Try it. If a line below contains the word "adjustment", count it; give only the total.

Items from a dataset
──────────

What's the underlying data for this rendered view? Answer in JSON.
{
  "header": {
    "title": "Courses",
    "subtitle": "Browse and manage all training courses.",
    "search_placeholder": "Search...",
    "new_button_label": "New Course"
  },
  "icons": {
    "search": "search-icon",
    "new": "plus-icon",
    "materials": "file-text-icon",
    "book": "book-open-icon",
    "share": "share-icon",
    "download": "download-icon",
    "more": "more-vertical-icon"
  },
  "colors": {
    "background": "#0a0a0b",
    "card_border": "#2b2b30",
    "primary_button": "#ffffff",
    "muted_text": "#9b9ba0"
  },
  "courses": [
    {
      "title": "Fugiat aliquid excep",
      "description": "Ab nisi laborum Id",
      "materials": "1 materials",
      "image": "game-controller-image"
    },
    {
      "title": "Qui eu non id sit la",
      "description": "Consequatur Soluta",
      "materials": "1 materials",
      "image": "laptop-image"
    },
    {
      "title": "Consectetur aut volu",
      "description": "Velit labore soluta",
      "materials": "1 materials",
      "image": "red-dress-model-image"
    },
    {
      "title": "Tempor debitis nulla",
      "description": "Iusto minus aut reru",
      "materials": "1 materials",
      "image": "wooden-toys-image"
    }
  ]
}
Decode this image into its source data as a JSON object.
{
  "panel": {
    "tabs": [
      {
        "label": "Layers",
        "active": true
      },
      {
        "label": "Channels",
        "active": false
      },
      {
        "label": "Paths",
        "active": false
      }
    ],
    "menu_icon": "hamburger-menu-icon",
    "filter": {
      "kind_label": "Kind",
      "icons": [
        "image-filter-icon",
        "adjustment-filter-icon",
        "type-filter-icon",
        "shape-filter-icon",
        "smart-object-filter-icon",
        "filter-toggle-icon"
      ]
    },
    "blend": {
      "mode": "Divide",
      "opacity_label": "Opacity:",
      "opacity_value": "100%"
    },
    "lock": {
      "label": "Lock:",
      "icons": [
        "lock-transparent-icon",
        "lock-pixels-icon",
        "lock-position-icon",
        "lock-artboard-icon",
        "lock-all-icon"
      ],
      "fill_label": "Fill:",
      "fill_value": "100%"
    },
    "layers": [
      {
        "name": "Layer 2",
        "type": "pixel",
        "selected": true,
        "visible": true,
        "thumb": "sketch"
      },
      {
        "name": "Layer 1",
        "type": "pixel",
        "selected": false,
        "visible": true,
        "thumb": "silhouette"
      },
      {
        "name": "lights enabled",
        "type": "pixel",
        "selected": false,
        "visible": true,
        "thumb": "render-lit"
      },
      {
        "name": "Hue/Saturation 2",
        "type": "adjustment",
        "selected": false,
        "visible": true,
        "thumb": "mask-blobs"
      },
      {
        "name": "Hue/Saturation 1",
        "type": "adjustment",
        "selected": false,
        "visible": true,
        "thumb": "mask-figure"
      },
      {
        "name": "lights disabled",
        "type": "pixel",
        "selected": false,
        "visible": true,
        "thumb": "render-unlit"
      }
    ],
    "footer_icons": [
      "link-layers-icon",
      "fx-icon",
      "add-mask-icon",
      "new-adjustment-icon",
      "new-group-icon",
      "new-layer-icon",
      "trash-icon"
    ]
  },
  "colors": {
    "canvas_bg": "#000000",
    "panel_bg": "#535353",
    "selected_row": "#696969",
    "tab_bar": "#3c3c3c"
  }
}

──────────

Response area. 4